Casey Sumlin, from Patterson Mill High School, is passionate about the sciences and music. She has tutored a third grader in reading and math and she is also a member of her school's marching band and color guard. Casey is also the incoming president of her School Key Club, a Kiwanis service-based organization. Her goal in life is to make a difference, first shown when, as a seventh-grader, she said her goal was to eliminate juvenile diabetes. She still anticipates making a breakthrough discovery, perhaps in biochemistry, molecular biology or genetics.
Lindsay Marie Kraus, from the John Carroll School, is interested in the animal kingdom and volunteered for two years at the National Aquarium in Baltimore. She also interned at the Baltimore Zoo. These activities gave her the chance to feed an octopus and to pet a rhinoceros. She is considering a career in veterinary medicine, or perhaps pre-med.
Hazel Hopkins, AAUW president for Harford County, gave an overview of the organization, which was founded in Boston in 1881 to increase educational opportunities for women, according to a press release. Anne Heidenreich, local AAUW member, chaired the event.
The guest speaker at the luncheon was Carrie Poore, team leader of the Advanced Chemical, Biological, Radiological, Nuclear and high-yield Explosives (CBRNE) Training Team at the Army's Edgewood Chemical Biological Center, according to the press release.

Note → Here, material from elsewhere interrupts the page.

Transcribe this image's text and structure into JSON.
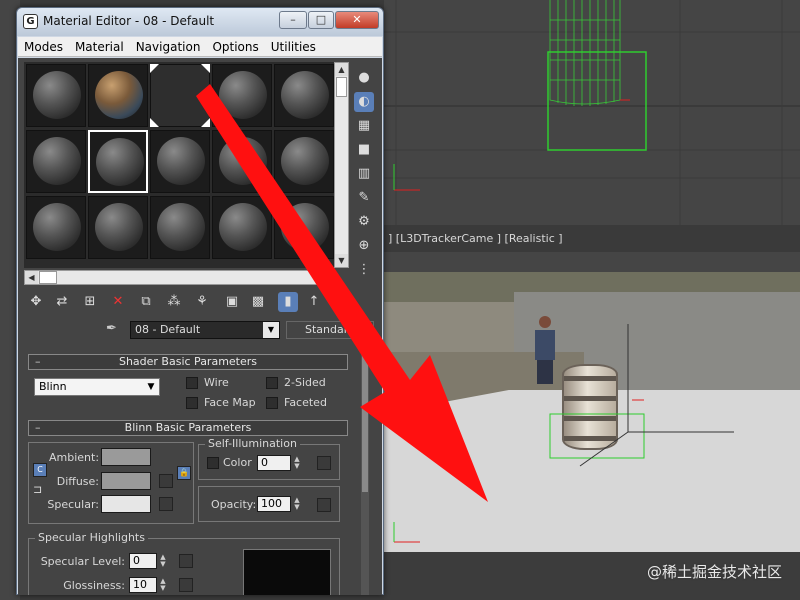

She also serves as the senior scientist for the Mobile Laboratories and Kits Team.
Poore told the girls she started college with no clear career plans but quickly focused on laboratory and research work. Even when she did not have a specific career in mind, she kept doing good work and "the future took care of itself."
Poore also told them to be passionate about their life and love what they do, as well as balance work and family life instead of falling into the tendency to become overly involved in a career.
AAUW advances equity for women and girls through advocacy, education, philanthropy and research. Members of AAUW are graduates holding an associate, baccalaureate or higher degree, or their equivalent from a qualified post-secondary educational institution. Honorees were joined by family members and teachers and administrators from their respective schools.Copyright © 2015, The Baltimore Sun